Stored data entries:
★ ★ ★ ★ ★ ★ ★
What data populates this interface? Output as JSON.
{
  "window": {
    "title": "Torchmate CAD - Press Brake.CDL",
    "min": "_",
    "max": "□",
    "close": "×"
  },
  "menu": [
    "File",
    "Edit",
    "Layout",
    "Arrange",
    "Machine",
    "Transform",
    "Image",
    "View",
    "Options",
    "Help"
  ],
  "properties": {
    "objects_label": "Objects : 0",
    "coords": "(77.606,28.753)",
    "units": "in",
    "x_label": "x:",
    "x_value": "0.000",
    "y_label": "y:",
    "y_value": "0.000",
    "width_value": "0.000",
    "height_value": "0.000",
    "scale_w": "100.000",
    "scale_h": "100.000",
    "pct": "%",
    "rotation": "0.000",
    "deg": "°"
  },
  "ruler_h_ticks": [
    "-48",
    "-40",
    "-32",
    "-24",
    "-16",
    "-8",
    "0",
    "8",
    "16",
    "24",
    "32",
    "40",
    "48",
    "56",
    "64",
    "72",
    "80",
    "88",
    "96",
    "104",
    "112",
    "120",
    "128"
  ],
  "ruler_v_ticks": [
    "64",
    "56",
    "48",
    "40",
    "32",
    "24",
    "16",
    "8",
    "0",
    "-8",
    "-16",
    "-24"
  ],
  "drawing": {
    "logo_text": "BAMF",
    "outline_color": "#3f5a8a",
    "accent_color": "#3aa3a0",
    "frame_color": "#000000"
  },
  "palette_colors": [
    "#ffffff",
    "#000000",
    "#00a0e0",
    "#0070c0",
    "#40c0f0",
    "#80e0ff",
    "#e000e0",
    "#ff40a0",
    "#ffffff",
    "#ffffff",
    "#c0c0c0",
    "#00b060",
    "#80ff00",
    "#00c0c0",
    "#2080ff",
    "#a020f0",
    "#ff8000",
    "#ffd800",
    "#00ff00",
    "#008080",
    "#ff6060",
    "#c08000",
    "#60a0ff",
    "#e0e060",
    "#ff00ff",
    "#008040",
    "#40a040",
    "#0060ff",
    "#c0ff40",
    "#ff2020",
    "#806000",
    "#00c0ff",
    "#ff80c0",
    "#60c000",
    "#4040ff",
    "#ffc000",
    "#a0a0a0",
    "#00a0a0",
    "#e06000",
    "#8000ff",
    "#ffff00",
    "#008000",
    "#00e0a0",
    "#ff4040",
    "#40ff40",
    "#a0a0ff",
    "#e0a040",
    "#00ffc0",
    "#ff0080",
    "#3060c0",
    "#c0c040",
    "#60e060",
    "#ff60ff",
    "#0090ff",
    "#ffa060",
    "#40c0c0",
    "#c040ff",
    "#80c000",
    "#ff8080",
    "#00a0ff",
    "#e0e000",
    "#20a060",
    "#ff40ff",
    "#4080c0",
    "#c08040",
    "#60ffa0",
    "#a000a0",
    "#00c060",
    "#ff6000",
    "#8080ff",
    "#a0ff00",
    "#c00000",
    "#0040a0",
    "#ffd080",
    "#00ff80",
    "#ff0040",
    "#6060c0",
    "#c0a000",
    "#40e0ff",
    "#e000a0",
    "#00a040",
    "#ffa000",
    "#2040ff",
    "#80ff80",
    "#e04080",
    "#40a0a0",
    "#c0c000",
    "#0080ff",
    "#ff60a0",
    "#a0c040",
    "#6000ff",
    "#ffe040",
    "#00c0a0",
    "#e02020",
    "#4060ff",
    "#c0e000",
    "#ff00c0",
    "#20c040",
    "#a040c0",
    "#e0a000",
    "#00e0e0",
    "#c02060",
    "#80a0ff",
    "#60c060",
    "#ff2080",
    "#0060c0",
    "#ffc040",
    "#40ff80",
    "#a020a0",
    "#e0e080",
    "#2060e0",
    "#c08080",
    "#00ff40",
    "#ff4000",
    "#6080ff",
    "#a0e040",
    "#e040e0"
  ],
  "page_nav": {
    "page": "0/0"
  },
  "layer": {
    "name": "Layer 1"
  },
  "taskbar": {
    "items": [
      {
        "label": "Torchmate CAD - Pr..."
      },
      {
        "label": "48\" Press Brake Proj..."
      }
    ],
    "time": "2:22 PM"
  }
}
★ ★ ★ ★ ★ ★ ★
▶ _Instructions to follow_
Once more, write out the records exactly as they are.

▶ _Output_
What data populates this interface? Output as JSON.
{
  "window": {
    "title": "Torchmate CAD - Press Brake.CDL",
    "min": "_",
    "max": "□",
    "close": "×"
  },
  "menu": [
    "File",
    "Edit",
    "Layout",
    "Arrange",
    "Machine",
    "Transform",
    "Image",
    "View",
    "Options",
    "Help"
  ],
  "properties": {
    "objects_label": "Objects : 0",
    "coords": "(77.606,28.753)",
    "units": "in",
    "x_label": "x:",
    "x_value": "0.000",
    "y_label": "y:",
    "y_value": "0.000",
    "width_value": "0.000",
    "height_value": "0.000",
    "scale_w": "100.000",
    "scale_h": "100.000",
    "pct": "%",
    "rotation": "0.000",
    "deg": "°"
  },
  "ruler_h_ticks": [
    "-48",
    "-40",
    "-32",
    "-24",
    "-16",
    "-8",
    "0",
    "8",
    "16",
    "24",
    "32",
    "40",
    "48",
    "56",
    "64",
    "72",
    "80",
    "88",
    "96",
    "104",
    "112",
    "120",
    "128"
  ],
  "ruler_v_ticks": [
    "64",
    "56",
    "48",
    "40",
    "32",
    "24",
    "16",
    "8",
    "0",
    "-8",
    "-16",
    "-24"
  ],
  "drawing": {
    "logo_text": "BAMF",
    "outline_color": "#3f5a8a",
    "accent_color": "#3aa3a0",
    "frame_color": "#000000"
  },
  "palette_colors": [
    "#ffffff",
    "#000000",
    "#00a0e0",
    "#0070c0",
    "#40c0f0",
    "#80e0ff",
    "#e000e0",
    "#ff40a0",
    "#ffffff",
    "#ffffff",
    "#c0c0c0",
    "#00b060",
    "#80ff00",
    "#00c0c0",
    "#2080ff",
    "#a020f0",
    "#ff8000",
    "#ffd800",
    "#00ff00",
    "#008080",
    "#ff6060",
    "#c08000",
    "#60a0ff",
    "#e0e060",
    "#ff00ff",
    "#008040",
    "#40a040",
    "#0060ff",
    "#c0ff40",
    "#ff2020",
    "#806000",
    "#00c0ff",
    "#ff80c0",
    "#60c000",
    "#4040ff",
    "#ffc000",
    "#a0a0a0",
    "#00a0a0",
    "#e06000",
    "#8000ff",
    "#ffff00",
    "#008000",
    "#00e0a0",
    "#ff4040",
    "#40ff40",
    "#a0a0ff",
    "#e0a040",
    "#00ffc0",
    "#ff0080",
    "#3060c0",
    "#c0c040",
    "#60e060",
    "#ff60ff",
    "#0090ff",
    "#ffa060",
    "#40c0c0",
    "#c040ff",
    "#80c000",
    "#ff8080",
    "#00a0ff",
    "#e0e000",
    "#20a060",
    "#ff40ff",
    "#4080c0",
    "#c08040",
    "#60ffa0",
    "#a000a0",
    "#00c060",
    "#ff6000",
    "#8080ff",
    "#a0ff00",
    "#c00000",
    "#0040a0",
    "#ffd080",
    "#00ff80",
    "#ff0040",
    "#6060c0",
    "#c0a000",
    "#40e0ff",
    "#e000a0",
    "#00a040",
    "#ffa000",
    "#2040ff",
    "#80ff80",
    "#e04080",
    "#40a0a0",
    "#c0c000",
    "#0080ff",
    "#ff60a0",
    "#a0c040",
    "#6000ff",
    "#ffe040",
    "#00c0a0",
    "#e02020",
    "#4060ff",
    "#c0e000",
    "#ff00c0",
    "#20c040",
    "#a040c0",
    "#e0a000",
    "#00e0e0",
    "#c02060",
    "#80a0ff",
    "#60c060",
    "#ff2080",
    "#0060c0",
    "#ffc040",
    "#40ff80",
    "#a020a0",
    "#e0e080",
    "#2060e0",
    "#c08080",
    "#00ff40",
    "#ff4000",
    "#6080ff",
    "#a0e040",
    "#e040e0"
  ],
  "page_nav": {
    "page": "0/0"
  },
  "layer": {
    "name": "Layer 1"
  },
  "taskbar": {
    "items": [
      {
        "label": "Torchmate CAD - Pr..."
      },
      {
        "label": "48\" Press Brake Proj..."
      }
    ],
    "time": "2:22 PM"
  }
}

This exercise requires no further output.